June 28, 2012 - Waldo Canyon Fire
On June 23, a wildfire started in the pine forests just northwest of Colorado Springs, CO, and spread quickly. By June 26, it had burned over 5,000 acres. The next day, more than 18,000 acres had been burned. Hot, dry weather and shifting winds have made battling the fire extremely challenging. Local attractions such as the Air Force Academy, Garden of the Gods, Pike's Peak Highway, and the cog railroad are closed as mandatory evacuation orders are in place.
June 20, 2012 - Wildfire near Fort Collins, Colorado
The High Park wildfire continues to burn just west of Fort Collins, CO. The burned area, shown in dark red in the June 18 image, shows the nearly 60,000 acres that have burned so far.
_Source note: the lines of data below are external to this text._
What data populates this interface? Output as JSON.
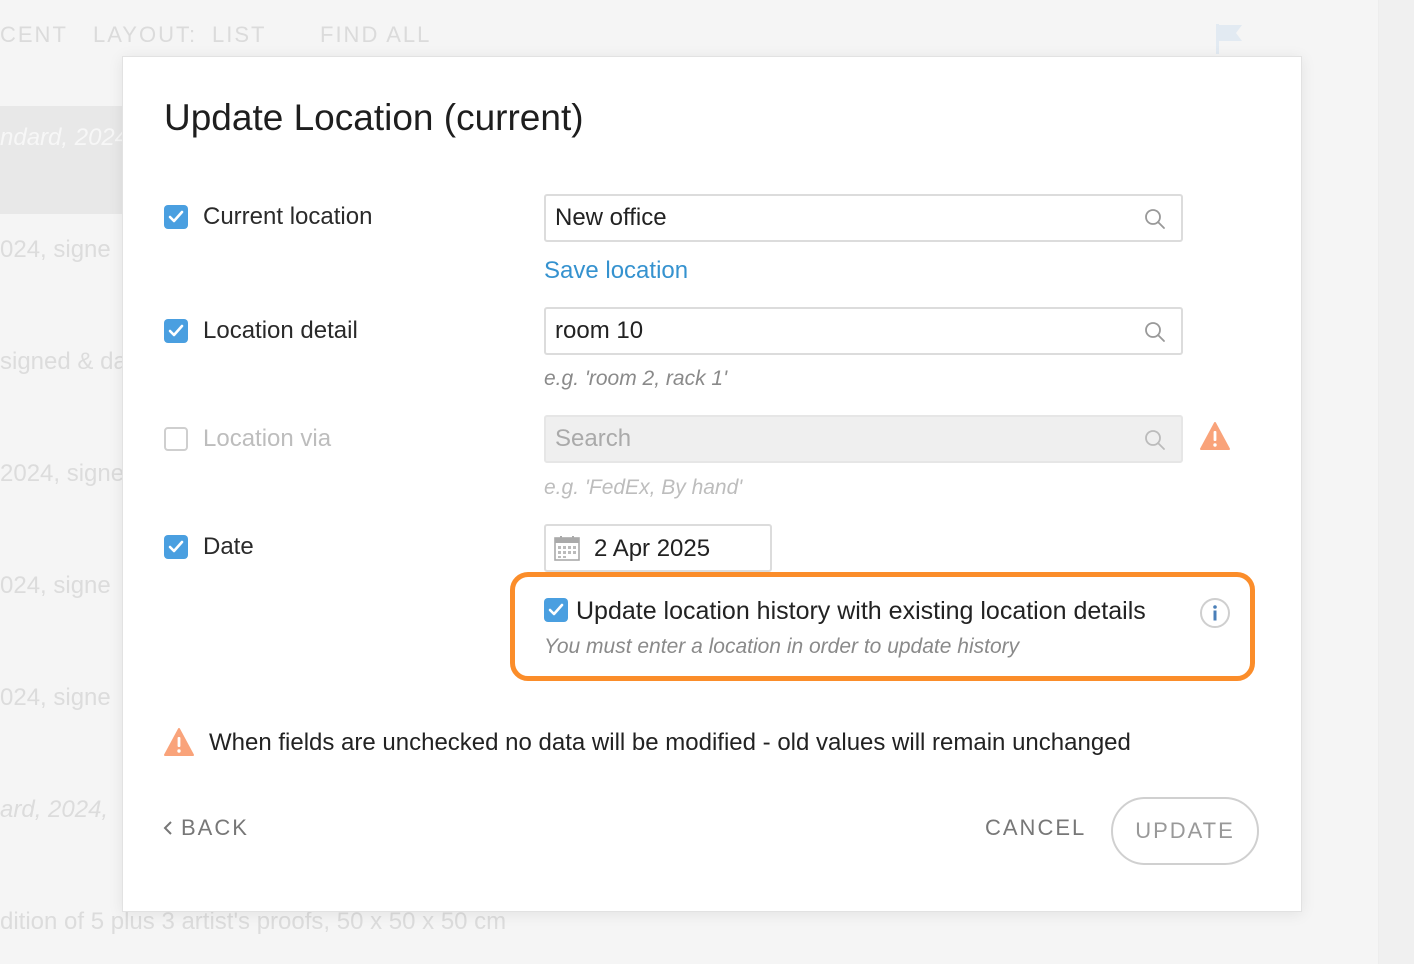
{
  "background": {
    "topbar": {
      "recent_label": "CENT",
      "layout_label": "LAYOUT:",
      "layout_value": "LIST",
      "find_all_label": "FIND ALL"
    },
    "rows": [
      "ndard, 2024",
      "024, signe",
      "signed & da",
      "2024, signe",
      "024, signe",
      "024, signe",
      "ard, 2024,",
      "dition of 5 plus 3 artist's proofs, 50 x 50 x 50 cm"
    ]
  },
  "modal": {
    "title": "Update Location (current)",
    "fields": {
      "current_location": {
        "label": "Current location",
        "checked": true,
        "value": "New office",
        "save_link": "Save location"
      },
      "location_detail": {
        "label": "Location detail",
        "checked": true,
        "value": "room 10",
        "hint": "e.g. 'room 2, rack 1'"
      },
      "location_via": {
        "label": "Location via",
        "checked": false,
        "placeholder": "Search",
        "hint": "e.g. 'FedEx, By hand'"
      },
      "date": {
        "label": "Date",
        "checked": true,
        "value": "2 Apr 2025"
      }
    },
    "history": {
      "checked": true,
      "label": "Update location history with existing location details",
      "note": "You must enter a location in order to update history"
    },
    "notice": "When fields are unchecked no data will be modified - old values will remain unchanged",
    "buttons": {
      "back": "BACK",
      "cancel": "CANCEL",
      "update": "UPDATE"
    }
  },
  "colors": {
    "accent": "#4a9fe0",
    "link": "#3592cf",
    "highlight": "#fb8d2a",
    "warning": "#f9a37a"
  }
}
The fire, which started on June 9 by a lightning strike, destroyed 189 homes as of June 19. Evacuation orders remain in place in many areas. In the June 18 image, clouds hover just north of the burned area, with smoke from the fire visible as blue.
June 7, 2012 - New Mexico's Whitewater-Baldy fire
After burning for two weeks, two lightning sparked fires merged in mid-May to form the Whitewater Baldy Complex Wildfire in the Gila Wilderness of western New Mexico. The largest wildfire in New Mexico history, the fire had consumed over 260,000 acres by June 6.
The Landsat 7 imagery above shows the immensity of the fire in the steep, inaccessible terrain.